**Problem statement**
Search the records for the string "active". Copy each line where it occurs.

::::::

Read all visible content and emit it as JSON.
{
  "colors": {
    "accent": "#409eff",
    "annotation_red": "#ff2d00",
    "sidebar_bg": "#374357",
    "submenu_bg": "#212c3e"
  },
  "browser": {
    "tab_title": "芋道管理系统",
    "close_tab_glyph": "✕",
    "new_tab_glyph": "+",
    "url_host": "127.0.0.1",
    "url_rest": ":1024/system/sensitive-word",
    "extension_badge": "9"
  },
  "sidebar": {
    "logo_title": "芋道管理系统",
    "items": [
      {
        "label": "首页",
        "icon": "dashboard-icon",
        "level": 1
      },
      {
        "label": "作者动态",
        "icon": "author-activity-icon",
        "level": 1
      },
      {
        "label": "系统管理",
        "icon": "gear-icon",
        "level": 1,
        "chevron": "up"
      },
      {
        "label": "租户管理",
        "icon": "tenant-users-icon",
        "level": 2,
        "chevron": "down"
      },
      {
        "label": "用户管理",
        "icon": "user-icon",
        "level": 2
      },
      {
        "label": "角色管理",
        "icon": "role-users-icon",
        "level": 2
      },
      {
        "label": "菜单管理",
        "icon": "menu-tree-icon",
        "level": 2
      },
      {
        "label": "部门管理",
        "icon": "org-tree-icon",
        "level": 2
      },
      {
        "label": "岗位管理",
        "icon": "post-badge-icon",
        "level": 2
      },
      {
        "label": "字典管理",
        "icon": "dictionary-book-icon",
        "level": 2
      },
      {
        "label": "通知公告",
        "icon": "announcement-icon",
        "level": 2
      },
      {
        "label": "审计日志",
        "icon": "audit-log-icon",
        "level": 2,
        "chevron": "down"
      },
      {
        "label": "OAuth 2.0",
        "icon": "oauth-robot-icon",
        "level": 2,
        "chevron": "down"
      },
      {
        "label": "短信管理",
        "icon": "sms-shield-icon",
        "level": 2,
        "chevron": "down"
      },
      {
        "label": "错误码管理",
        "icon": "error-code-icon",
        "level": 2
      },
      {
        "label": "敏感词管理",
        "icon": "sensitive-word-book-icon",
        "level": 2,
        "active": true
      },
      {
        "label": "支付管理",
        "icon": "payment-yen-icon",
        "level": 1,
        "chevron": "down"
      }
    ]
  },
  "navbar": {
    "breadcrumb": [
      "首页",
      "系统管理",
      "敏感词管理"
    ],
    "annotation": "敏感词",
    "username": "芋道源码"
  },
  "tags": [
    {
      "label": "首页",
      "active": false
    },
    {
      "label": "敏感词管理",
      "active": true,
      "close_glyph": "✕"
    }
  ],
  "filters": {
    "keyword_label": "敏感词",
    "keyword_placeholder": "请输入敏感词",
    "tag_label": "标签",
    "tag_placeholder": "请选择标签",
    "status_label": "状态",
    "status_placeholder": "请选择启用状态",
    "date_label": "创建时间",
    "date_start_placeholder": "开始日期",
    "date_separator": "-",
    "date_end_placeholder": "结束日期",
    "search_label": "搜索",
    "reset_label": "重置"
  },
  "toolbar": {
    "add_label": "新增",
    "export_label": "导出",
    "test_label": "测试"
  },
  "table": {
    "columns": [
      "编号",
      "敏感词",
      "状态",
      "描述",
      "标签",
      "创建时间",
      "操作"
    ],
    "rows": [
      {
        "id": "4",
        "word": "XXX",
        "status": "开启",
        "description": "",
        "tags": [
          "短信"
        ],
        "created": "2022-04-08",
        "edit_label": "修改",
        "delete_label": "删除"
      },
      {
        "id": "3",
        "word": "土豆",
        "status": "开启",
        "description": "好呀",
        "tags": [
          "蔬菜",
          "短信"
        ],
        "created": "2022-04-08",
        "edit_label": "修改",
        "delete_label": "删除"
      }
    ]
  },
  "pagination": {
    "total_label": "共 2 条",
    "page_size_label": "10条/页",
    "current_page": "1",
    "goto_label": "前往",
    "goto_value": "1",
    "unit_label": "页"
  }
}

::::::

**Response**
        "active": true
      "active": false
      "active": true,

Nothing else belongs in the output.